Vikatanitamba (before the 9th century) was a Sanskrit woman poet, noted for her simple and elegant verse, frequently with erotic elements.
The name vikaTanitamba means one with hideous buttocks (vikaTa=horrible, nitamba=buttock) - and appears self-referentially in one of her verses. Such appellations were common for women poets in the classical era (e.g. jaghanachapala - quick thighs).
Her verse comes to us from several anthologies - Sarngadhara Paddhati. compiled by Sarangadhara, 1363 AD) SubhAshita ratna koSha (a.k.a. Kavindravachana samuchhaya), compiled by Vidyakara, 12th century, Saduktikarnamrita, SubhasitAvali.
- At the side of the bed
- the knot came undone by itself,
- and barely held by the sash
- the robe slipped to my waist.
- My friend, it’s all I know: I was in his arms
- and I can’t remember who was who
- or what we did or how 
Her verses have been praised by poets such as Rājaśekhara for their simplicity and elegance, and she is quoted in texts on literary style, such as the dhvanyaloka of Anandavardhana (9th century), the Kāvyālaṁkarashekhara, Vyāktiviveka, etc.
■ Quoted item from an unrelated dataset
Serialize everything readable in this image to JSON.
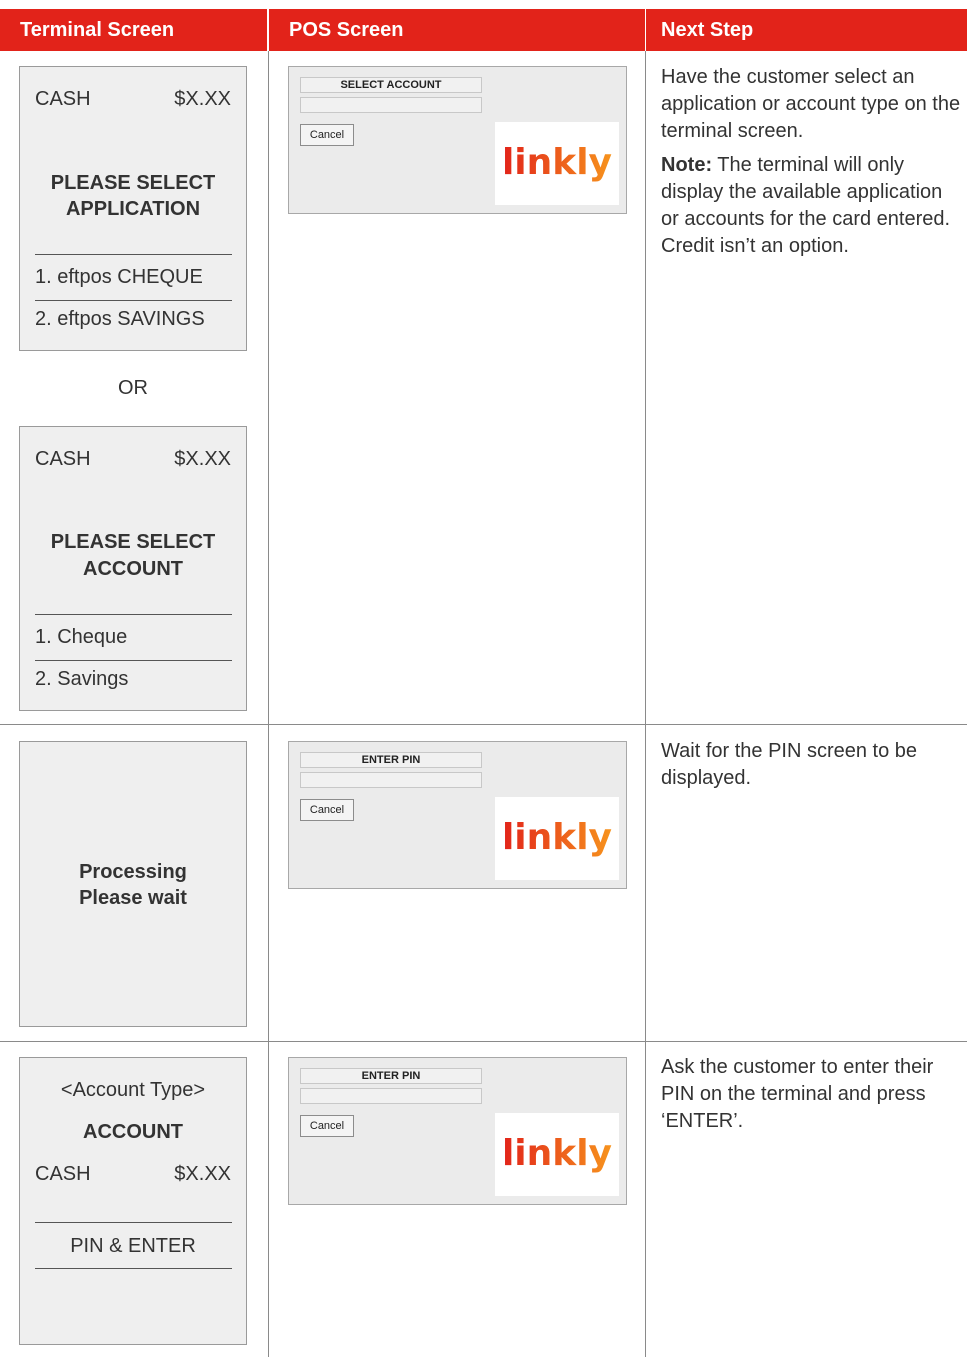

A verse quoted in bhojadeva's sringara prakAsha (light on love, c. 1000 AD), is given as being spoken by a female friend (sakhi) of vikaTanitamba:
- pritah kale vadati sabhAsham
- tadviparitam sasya hiraNye
- lumpati chashtre ram va sham va
- tasmai datta vikatanitamba
translated roughly as - a man illiterate and foolish, who could not spell consonant combinations such as ustra, and always confusing the sibilants. to him was given vikaTanitamba.
while the authenticity of the verse is doubted by some, there is a tradition that she was perhaps a widow who married again